Poetry: a form escorted by stigma and stereotype, found in the shaking shouts of angsty teenagers at open mic nights, remembered as classicized end-products of dead men like Yeats and Whitman.

Poetry: complicated, rebellious, elite, sappy, full of simplistic end rhymes.

Poetry: too much and not enough.

Often, poets are met with either reverence or pity, with statements of “I could never do what you do,” with questions about finances and five-year-plans. Without speaking or thinking, we have branded poetry as elitist, incomprehensible, & not worth the effort.

But for some of us, we have learned to praise the ways authors transform exposition and emotion into a few stanzas of poetry. How about—

Poetry: a mystic and addicting artform worth the uphill trek?

Can the same be said about the Bible—more often viewed as outdated & irrelevant than creative & breathtaking?
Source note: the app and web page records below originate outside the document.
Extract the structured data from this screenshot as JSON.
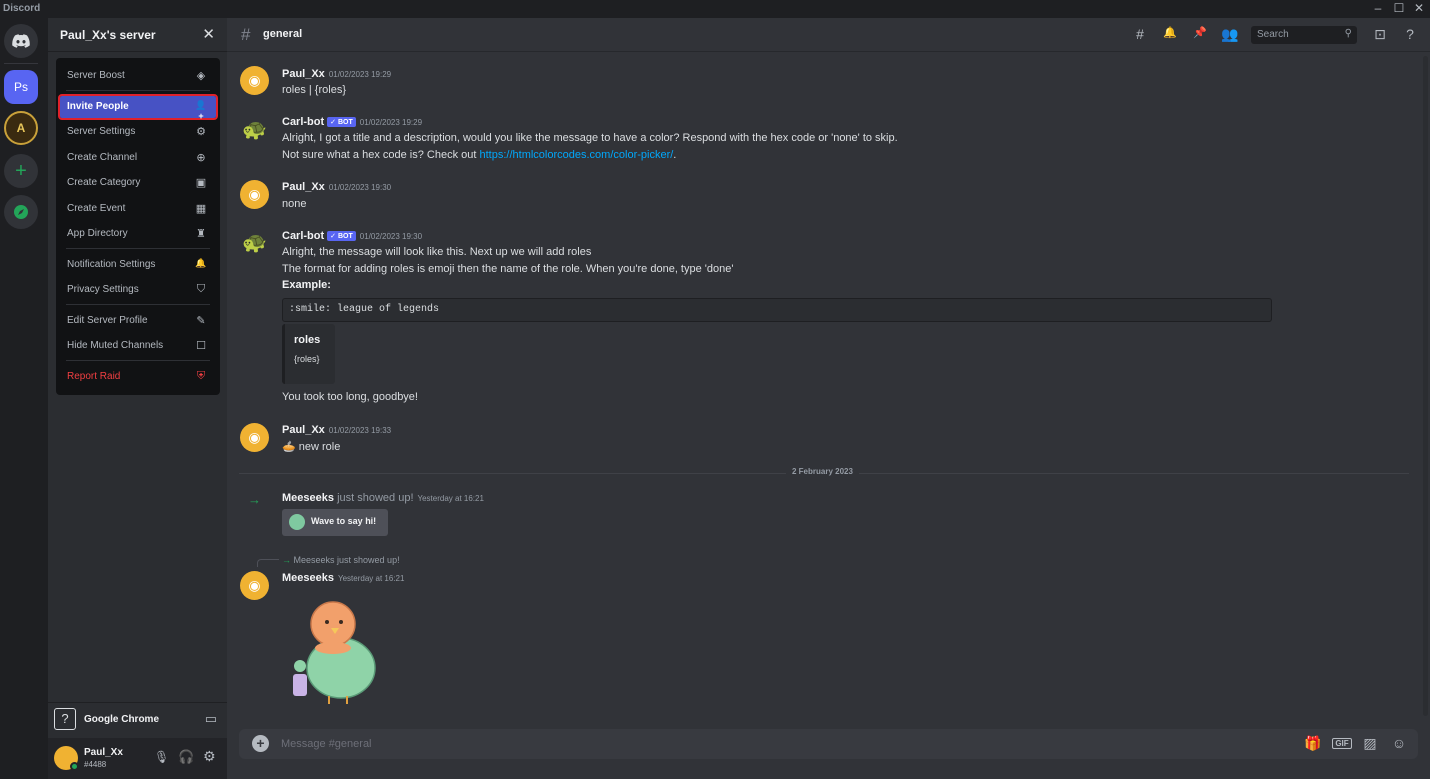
{
  "app_title": "Discord",
  "window_controls": [
    "–",
    "☐",
    "✕"
  ],
  "guild_bar": {
    "home_icon": "discord-logo-icon",
    "servers": [
      {
        "label": "Ps",
        "color": "#5865f2"
      },
      {
        "label": "A",
        "color": "#3a2a10"
      }
    ],
    "add_server_icon": "plus-icon",
    "explore_icon": "compass-icon"
  },
  "sidebar": {
    "server_name": "Paul_Xx's server",
    "close_glyph": "✕",
    "menu": [
      {
        "label": "Server Boost",
        "icon": "boost-gem-icon",
        "glyph": "◈"
      },
      {
        "label": "Invite People",
        "icon": "add-person-icon",
        "glyph": "👤+",
        "active": true
      },
      {
        "label": "Server Settings",
        "icon": "gear-icon",
        "glyph": "⚙"
      },
      {
        "label": "Create Channel",
        "icon": "plus-circle-icon",
        "glyph": "⊕"
      },
      {
        "label": "Create Category",
        "icon": "folder-plus-icon",
        "glyph": "▣"
      },
      {
        "label": "Create Event",
        "icon": "calendar-plus-icon",
        "glyph": "▦"
      },
      {
        "label": "App Directory",
        "icon": "robot-icon",
        "glyph": "♜"
      },
      {
        "label": "Notification Settings",
        "icon": "bell-icon",
        "glyph": "🔔"
      },
      {
        "label": "Privacy Settings",
        "icon": "shield-icon",
        "glyph": "⛉"
      },
      {
        "label": "Edit Server Profile",
        "icon": "pencil-icon",
        "glyph": "✎"
      },
      {
        "label": "Hide Muted Channels",
        "icon": "checkbox-icon",
        "glyph": "☐"
      },
      {
        "label": "Report Raid",
        "icon": "shield-alert-icon",
        "glyph": "⛨",
        "danger": true
      }
    ],
    "activity": {
      "app": "Google Chrome",
      "icon_glyph": "?"
    },
    "user": {
      "name": "Paul_Xx",
      "tag": "#4488"
    }
  },
  "channel": {
    "name": "general",
    "search_placeholder": "Search",
    "composer_placeholder": "Message #general"
  },
  "messages": {
    "m1": {
      "author": "Paul_Xx",
      "time": "01/02/2023 19:29",
      "text": "roles | {roles}"
    },
    "m2": {
      "author": "Carl-bot",
      "badge": "✓ BOT",
      "time": "01/02/2023 19:29",
      "line1": "Alright, I got a title and a description, would you like the message to have a color? Respond with the hex code or 'none' to skip.",
      "line2_prefix": "Not sure what a hex code is? Check out ",
      "line2_link": "https://htmlcolorcodes.com/color-picker/",
      "line2_suffix": "."
    },
    "m3": {
      "author": "Paul_Xx",
      "time": "01/02/2023 19:30",
      "text": "none"
    },
    "m4": {
      "author": "Carl-bot",
      "badge": "✓ BOT",
      "time": "01/02/2023 19:30",
      "line1": "Alright, the message will look like this. Next up we will add roles",
      "line2": "The format for adding roles is emoji then the name of the role. When you're done, type 'done'",
      "line3": "Example:",
      "code": ":smile: league of legends",
      "embed_title": "roles",
      "embed_desc": "{roles}",
      "line4": "You took too long, goodbye!"
    },
    "m5": {
      "author": "Paul_Xx",
      "time": "01/02/2023 19:33",
      "emoji": "🥧",
      "text": "new role"
    },
    "date_divider": "2 February 2023",
    "join": {
      "author": "Meeseeks",
      "text": "just showed up!",
      "time": "Yesterday at 16:21",
      "button": "Wave to say hi!"
    },
    "reply_ref": "Meeseeks just showed up!",
    "m6": {
      "author": "Meeseeks",
      "time": "Yesterday at 16:21"
    }
  },
  "colors": {
    "accent": "#5865f2",
    "active_item": "#4752c4",
    "highlight_outline": "#e0212b",
    "danger": "#f23f42",
    "link": "#00a8fc"
  }
}
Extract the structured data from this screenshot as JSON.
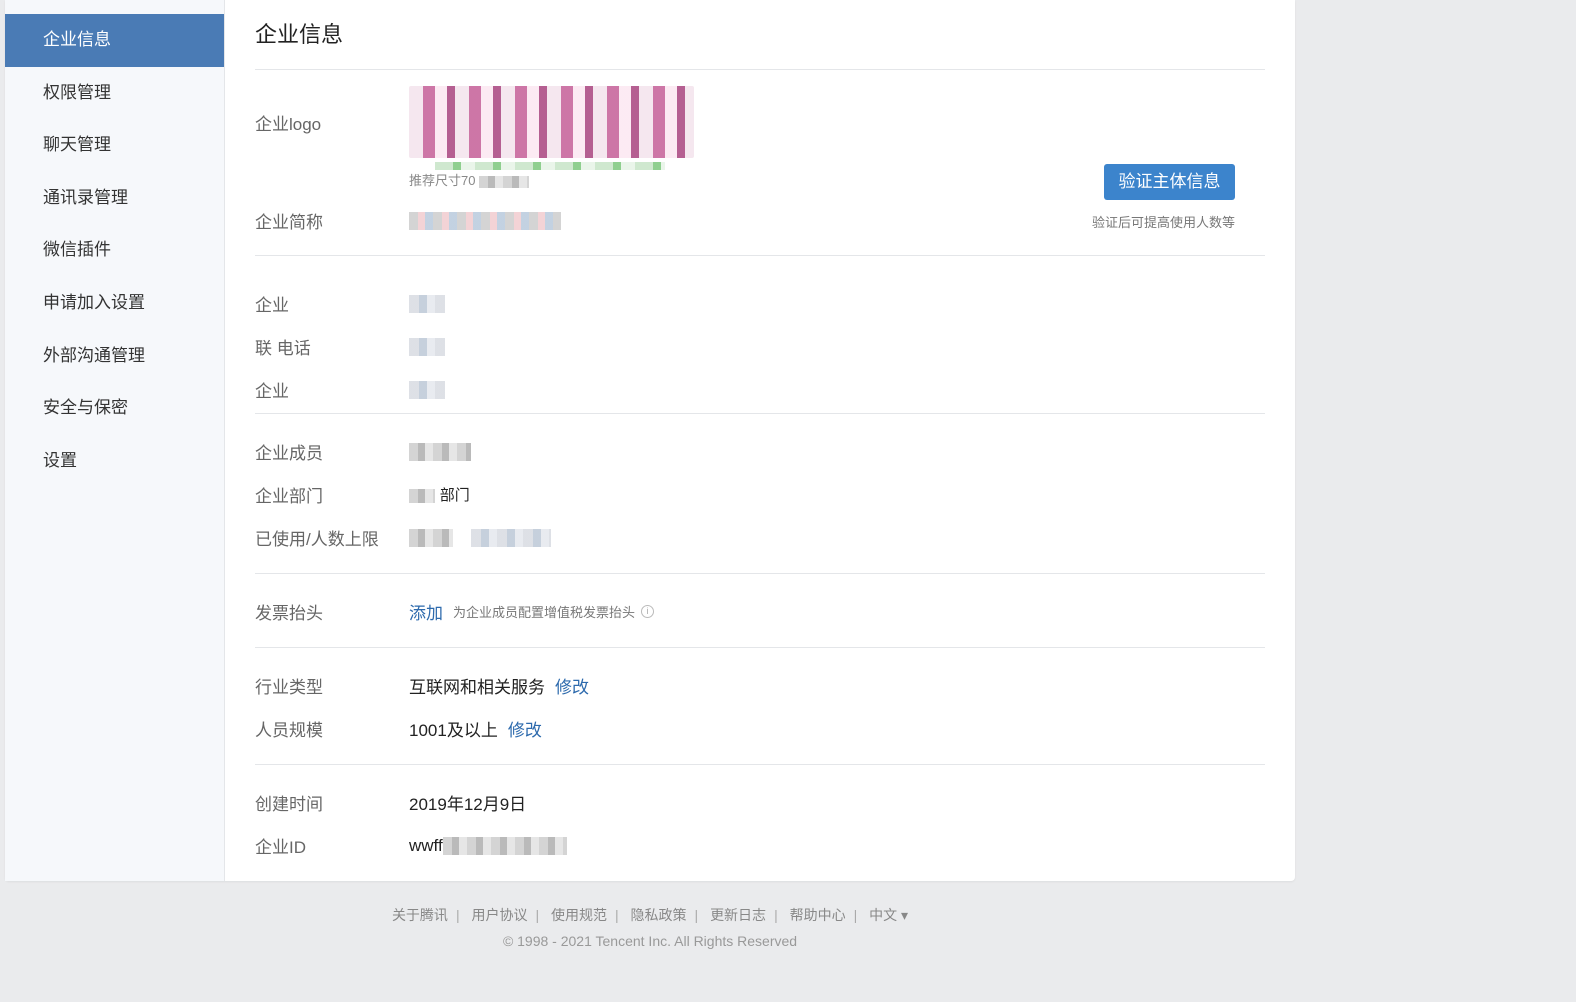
{
  "sidebar": {
    "items": [
      {
        "label": "企业信息",
        "active": true
      },
      {
        "label": "权限管理"
      },
      {
        "label": "聊天管理"
      },
      {
        "label": "通讯录管理"
      },
      {
        "label": "微信插件"
      },
      {
        "label": "申请加入设置"
      },
      {
        "label": "外部沟通管理"
      },
      {
        "label": "安全与保密"
      },
      {
        "label": "设置"
      }
    ]
  },
  "main": {
    "title": "企业信息",
    "logo": {
      "label": "企业logo",
      "hint": "推荐尺寸70"
    },
    "short_name": {
      "label": "企业简称"
    },
    "verify": {
      "button": "验证主体信息",
      "tip": "验证后可提高使用人数等"
    },
    "contact": [
      {
        "label": "企业"
      },
      {
        "label": "联 电话"
      },
      {
        "label": "企业"
      }
    ],
    "members": [
      {
        "label": "企业成员"
      },
      {
        "label": "企业部门",
        "value": "部门"
      },
      {
        "label": "已使用/人数上限"
      }
    ],
    "invoice": {
      "label": "发票抬头",
      "link": "添加",
      "tip": "为企业成员配置增值税发票抬头",
      "icon": "i"
    },
    "industry": {
      "label": "行业类型",
      "value": "互联网和相关服务",
      "edit": "修改"
    },
    "scale": {
      "label": "人员规模",
      "value": "1001及以上",
      "edit": "修改"
    },
    "created": {
      "label": "创建时间",
      "value": "2019年12月9日"
    },
    "corp_id": {
      "label": "企业ID",
      "value": "wwff"
    }
  },
  "footer": {
    "links": [
      "关于腾讯",
      "用户协议",
      "使用规范",
      "隐私政策",
      "更新日志",
      "帮助中心",
      "中文 ▾"
    ],
    "copyright": "© 1998 - 2021 Tencent Inc. All Rights Reserved"
  },
  "colors": {
    "accent": "#4a7bb5",
    "button": "#3c84cc",
    "link": "#2d6aad"
  }
}
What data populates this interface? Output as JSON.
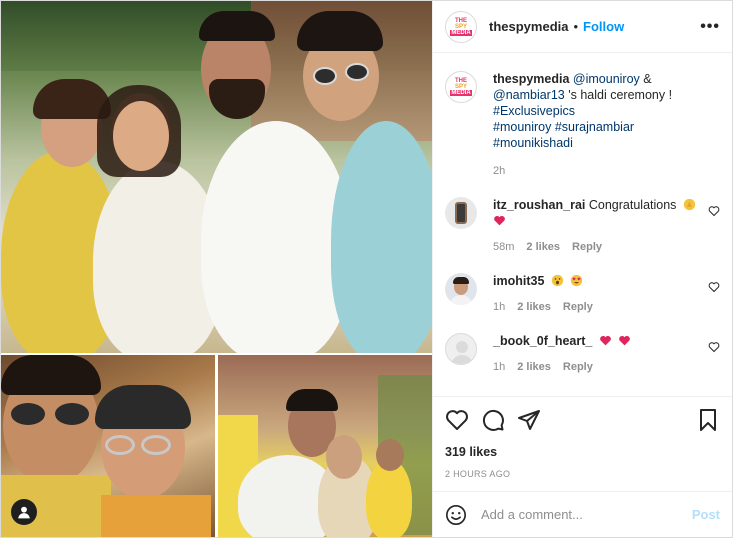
{
  "account": {
    "username": "thespymedia",
    "separator": "•",
    "follow_label": "Follow",
    "more_label": "•••",
    "logo_text": [
      "THE",
      "SPY",
      "MEDIA"
    ]
  },
  "caption": {
    "username": "thespymedia",
    "mention1": "@imouniroy",
    "amp": " & ",
    "mention2": "@nambiar13",
    "text": " 's haldi ceremony !",
    "tag1": "#Exclusivepics",
    "tag2": "#mouniroy",
    "tag3": "#surajnambiar",
    "tag4": "#mounikishadi",
    "time": "2h"
  },
  "comments": [
    {
      "username": "itz_roushan_rai",
      "text": "Congratulations",
      "emojis": [
        "clap-emoji",
        "red-heart-emoji"
      ],
      "age": "58m",
      "likes": "2 likes",
      "reply": "Reply"
    },
    {
      "username": "imohit35",
      "text": "",
      "emojis": [
        "open-mouth-emoji",
        "heart-eyes-emoji"
      ],
      "age": "1h",
      "likes": "2 likes",
      "reply": "Reply"
    },
    {
      "username": "_book_0f_heart_",
      "text": "",
      "emojis": [
        "red-heart-emoji",
        "red-heart-emoji"
      ],
      "age": "1h",
      "likes": "2 likes",
      "reply": "Reply"
    }
  ],
  "actions": {
    "likes": "319 likes",
    "posted": "2 HOURS AGO"
  },
  "composer": {
    "placeholder": "Add a comment...",
    "post_label": "Post"
  },
  "colors": {
    "link": "#00376b",
    "follow": "#0095f6",
    "muted": "#8e8e8e",
    "heart": "#ed4956",
    "post_disabled": "#b2dffc"
  }
}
What will make it worth it to us? Does it have something to say to creatives? Is there magic we have missed?


The Bible is more than prosaic rituals; it is a love letter, a story of adventure & victory, a multigenre conglomeration that God called “good,” full of mystery, romance, comedy, prophesy, even poetry.

“Even the darkness is not dark to you;
The night is bright as the day,
For darkness is as light with you”  
- Psalm 139:12

“Your lips are like a scarlet ribbon;
your mouth is lovely.
Your temples behind your veil
are like the halves of a pomegranate.
- Song of Songs 4:3

Yet how is God’s Word true when poems are open for interpretation? Why would God choose to reveal Himself in a form as open as poetry?


In John 15 Jesus uses the metaphor of a vine to depict the relationship between Himself and his disciples. He could have cut to the chase and said: “Spend time with me or you won’t be able to do anything well.” But perhaps blunt directives prevent something God is intentional about throughout scripture—stirring up desire in His people’s souls to discover their Creator.

God’s Word is perfect in its form & its revealing of Him. ​As we unpack and question and read poetry in scripture, we naturally unpack, question, and read God. By His word, we understand Him (John 1:1) so by His poetry, we are introduced to a God that is creative, enigmatic, beautiful.

God chooses to use poetry to spread His gospel: good news that poetry, and by extension, God, is not just for the educated or elite, but for everyone. He “tears the veil” of poetry, a metaphorical “holy of holies”, inviting all in.

“Poetry and beauty are always making peace.When you read something beautiful...it breaks walls down.”
- Mahmoud Darwish

The call of reading poetry is the same as the call of following Jesus—to engage and to have faith when we do not understand.

Poetry requires work. Even with commentaries and analyses, the answers we leave with can be debated. But Biblical poetry is different than secular poetry in that there is always a singular Truth (Proverbs 30:5). Yet it is the search God requires, not answers. Our goal should not be conformity in opinion, but communion with God.

God, creator of poetry, is reclaiming it as His own. Poetry was meant to be a place where He is glorified and known, and it will be again. Delightfully, God asks us to participate and perpetuate the tying together of Himself & His creation (us & poetry).

“So shall my word be that goes out from my mouth; it shall not return to me empty,
but it shall accomplish that which I purpose, and shall succeed in the thing for which I sent it.”
- Isaiah 55:11

Let us then approach the throne with awe and grace, praising God for his creativity, good news, and calling to partnership.

Let us learn to steward even poetry.

Let us expand our picture of God.

Let us count Him worth the work.

Let our hearts wait and take courage that He will reveal Himself.

Let us find contentment in the perfection of His word and see poetry as yet another jar of clay He shines through (2 Corinthians 4:7-9).


Words—Alana Freitas
Photos—Brandi Redd and Bryan Chung